The North American “new world” economy was built on slavery. From about 1450 to 1850, an estimated seven million Africans were forced across the Atlantic Ocean and sold into labor. Shipwrecks and inhumane conditions killed many others at sea.
By 1790 the rising value of cotton made a trade in slavery profitable internally, in the states. By 1860, four million people–or fifteen percent of the country’s population–lived in slavery. Although some purchased their way out of slavery, others sought freedom by escape and flight into Canada.
People in bondage had always escaped, but by 1830 more organized efforts were supported by expanding free black communities, abolitionists in the United States, and the prohibition of slavery in Canada and the Caribbean. This led to a growing network for escape in the states known as the Underground Railroad. Sustained by ideals of the Declaration of Independence that “all men are created equal” and from the Bible, “remembering those in bonds as bound with them,” people both black and white established routes to freedom.
Historians estimate as many as 28 million people were taken from Africa and forced into slavery in South America, the Caribbean, and North America. Leg irons bolted to ship hulls kept slaves from revolt during months-long voyages.
Slavery is the next thing to hell. I have seen hundreds of escaped slaves, but i never saw one who was willing to go back and be a slave. – Harriet Tubman

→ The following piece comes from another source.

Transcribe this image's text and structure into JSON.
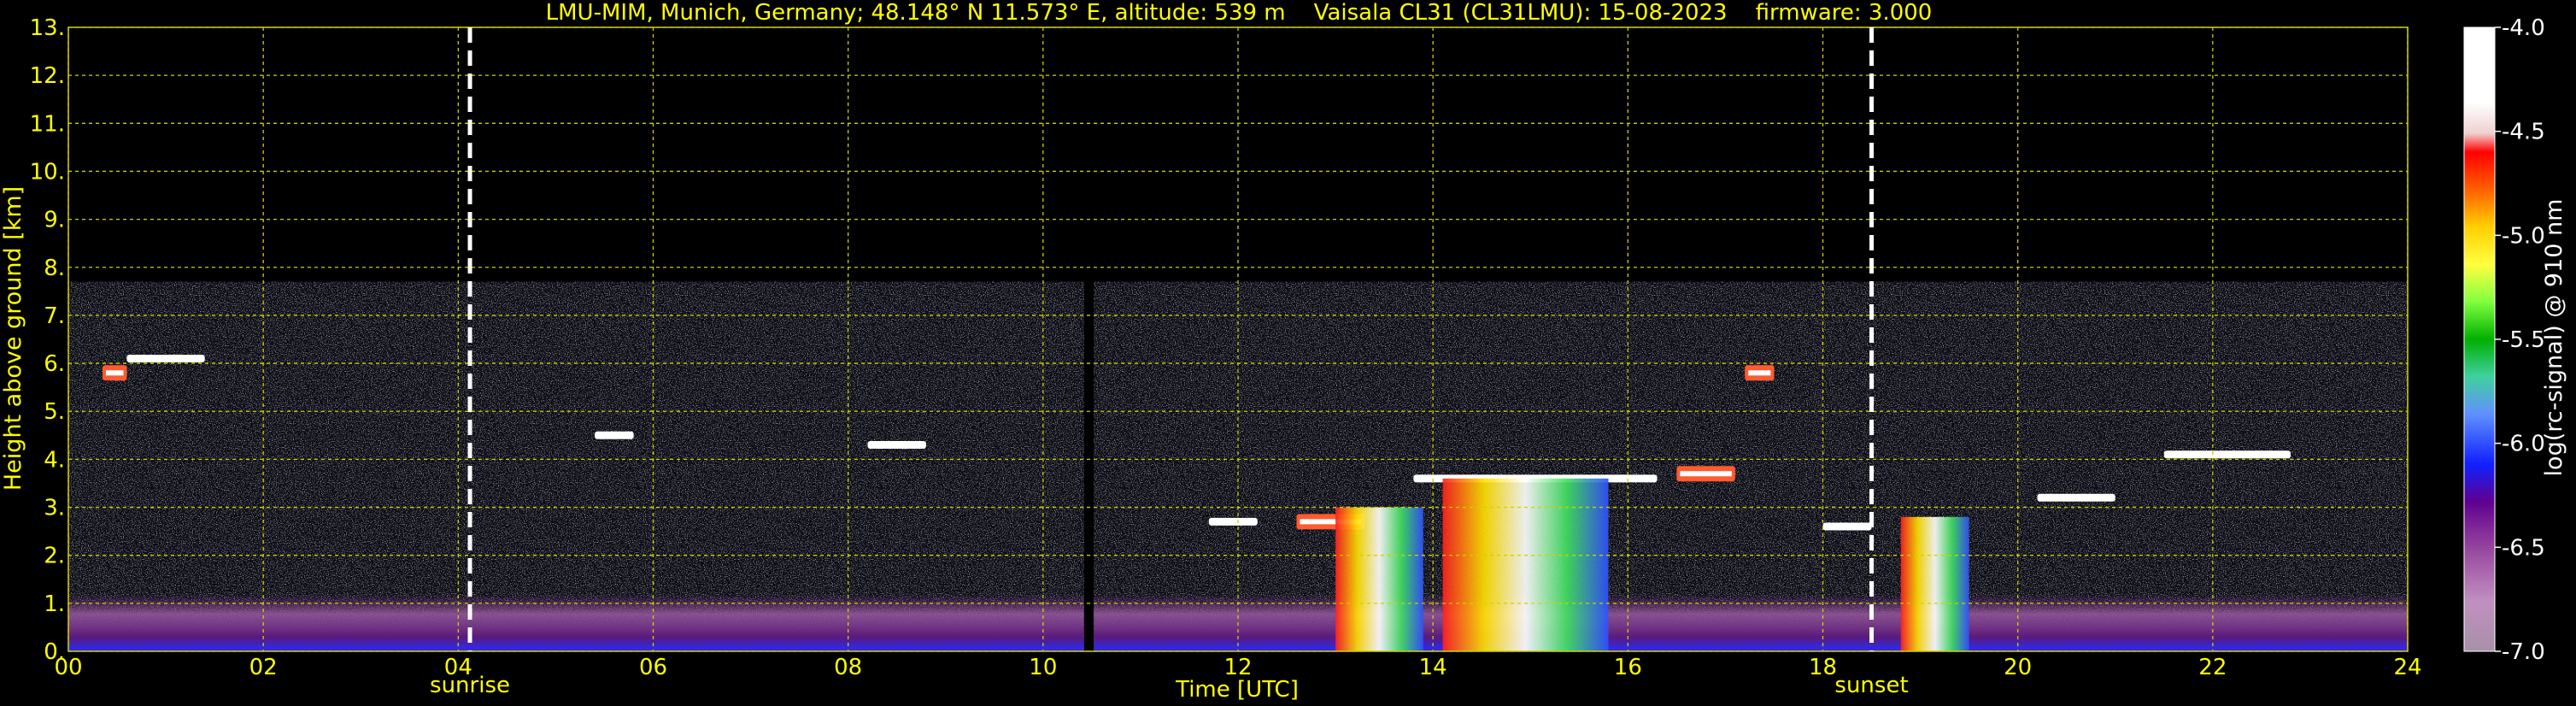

So compelling were the rescues of slaves by activist Harriet Tubman that after the Civil War, both whites and blacks began to connect her work and stories of escapes with those dedicated to abolishing slavery and routes to freedom.